---- THE DATA

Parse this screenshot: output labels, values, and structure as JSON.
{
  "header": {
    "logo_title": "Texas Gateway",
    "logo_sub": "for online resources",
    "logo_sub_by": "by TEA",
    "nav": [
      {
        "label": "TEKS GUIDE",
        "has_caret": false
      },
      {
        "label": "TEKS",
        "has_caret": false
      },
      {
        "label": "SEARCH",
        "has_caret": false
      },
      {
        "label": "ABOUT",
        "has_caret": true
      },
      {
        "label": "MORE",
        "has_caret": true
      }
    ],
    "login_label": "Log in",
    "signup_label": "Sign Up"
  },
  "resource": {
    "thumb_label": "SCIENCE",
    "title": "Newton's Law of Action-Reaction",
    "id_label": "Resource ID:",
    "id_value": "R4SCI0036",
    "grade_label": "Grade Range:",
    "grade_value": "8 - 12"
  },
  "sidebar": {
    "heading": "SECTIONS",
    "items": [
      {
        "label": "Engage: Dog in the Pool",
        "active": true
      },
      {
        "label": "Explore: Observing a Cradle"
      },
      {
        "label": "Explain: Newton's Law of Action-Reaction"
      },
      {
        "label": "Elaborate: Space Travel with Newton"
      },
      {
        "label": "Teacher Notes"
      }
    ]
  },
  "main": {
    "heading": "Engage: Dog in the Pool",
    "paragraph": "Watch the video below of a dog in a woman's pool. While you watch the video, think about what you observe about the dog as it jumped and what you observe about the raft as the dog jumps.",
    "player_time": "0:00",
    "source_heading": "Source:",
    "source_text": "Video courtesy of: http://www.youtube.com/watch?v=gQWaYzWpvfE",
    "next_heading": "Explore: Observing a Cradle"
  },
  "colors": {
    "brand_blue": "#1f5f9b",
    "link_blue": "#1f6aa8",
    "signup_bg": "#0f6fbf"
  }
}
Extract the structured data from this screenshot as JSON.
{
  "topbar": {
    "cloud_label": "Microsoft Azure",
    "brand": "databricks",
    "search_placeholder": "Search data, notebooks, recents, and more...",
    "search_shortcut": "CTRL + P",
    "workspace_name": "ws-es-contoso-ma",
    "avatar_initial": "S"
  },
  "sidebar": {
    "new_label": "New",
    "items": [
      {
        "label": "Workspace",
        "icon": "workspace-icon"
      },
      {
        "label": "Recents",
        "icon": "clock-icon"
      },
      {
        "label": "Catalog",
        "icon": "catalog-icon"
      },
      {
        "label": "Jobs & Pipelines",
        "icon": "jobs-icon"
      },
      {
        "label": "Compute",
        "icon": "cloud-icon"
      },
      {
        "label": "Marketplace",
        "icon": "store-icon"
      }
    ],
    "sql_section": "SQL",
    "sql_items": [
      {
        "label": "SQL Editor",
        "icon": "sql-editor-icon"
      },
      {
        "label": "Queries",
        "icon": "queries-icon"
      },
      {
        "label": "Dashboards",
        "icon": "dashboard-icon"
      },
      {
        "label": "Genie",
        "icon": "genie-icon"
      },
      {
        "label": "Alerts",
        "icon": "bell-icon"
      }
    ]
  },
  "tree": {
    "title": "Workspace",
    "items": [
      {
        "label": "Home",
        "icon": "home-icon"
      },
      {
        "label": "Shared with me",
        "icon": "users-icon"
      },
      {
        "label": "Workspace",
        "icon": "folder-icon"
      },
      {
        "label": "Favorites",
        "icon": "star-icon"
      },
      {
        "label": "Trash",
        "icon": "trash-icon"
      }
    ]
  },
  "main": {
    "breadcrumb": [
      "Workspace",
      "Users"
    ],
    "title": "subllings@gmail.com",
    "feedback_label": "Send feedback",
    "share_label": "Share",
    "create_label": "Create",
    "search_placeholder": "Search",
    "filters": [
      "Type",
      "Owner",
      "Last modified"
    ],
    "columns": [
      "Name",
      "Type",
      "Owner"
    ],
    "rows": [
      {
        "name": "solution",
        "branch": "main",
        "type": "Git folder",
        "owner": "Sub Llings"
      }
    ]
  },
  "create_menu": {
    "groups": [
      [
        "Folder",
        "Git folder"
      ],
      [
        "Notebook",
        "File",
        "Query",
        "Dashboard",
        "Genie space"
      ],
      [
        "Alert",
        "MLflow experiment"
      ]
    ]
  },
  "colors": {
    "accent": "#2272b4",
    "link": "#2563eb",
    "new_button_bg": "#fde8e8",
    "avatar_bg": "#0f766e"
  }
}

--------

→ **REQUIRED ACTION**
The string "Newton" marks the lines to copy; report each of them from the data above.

→ **RESULT OF THE TASK**
    "title": "Newton's Law of Action-Reaction",
        "label": "Explain: Newton's Law of Action-Reaction"
        "label": "Elaborate: Space Travel with Newton"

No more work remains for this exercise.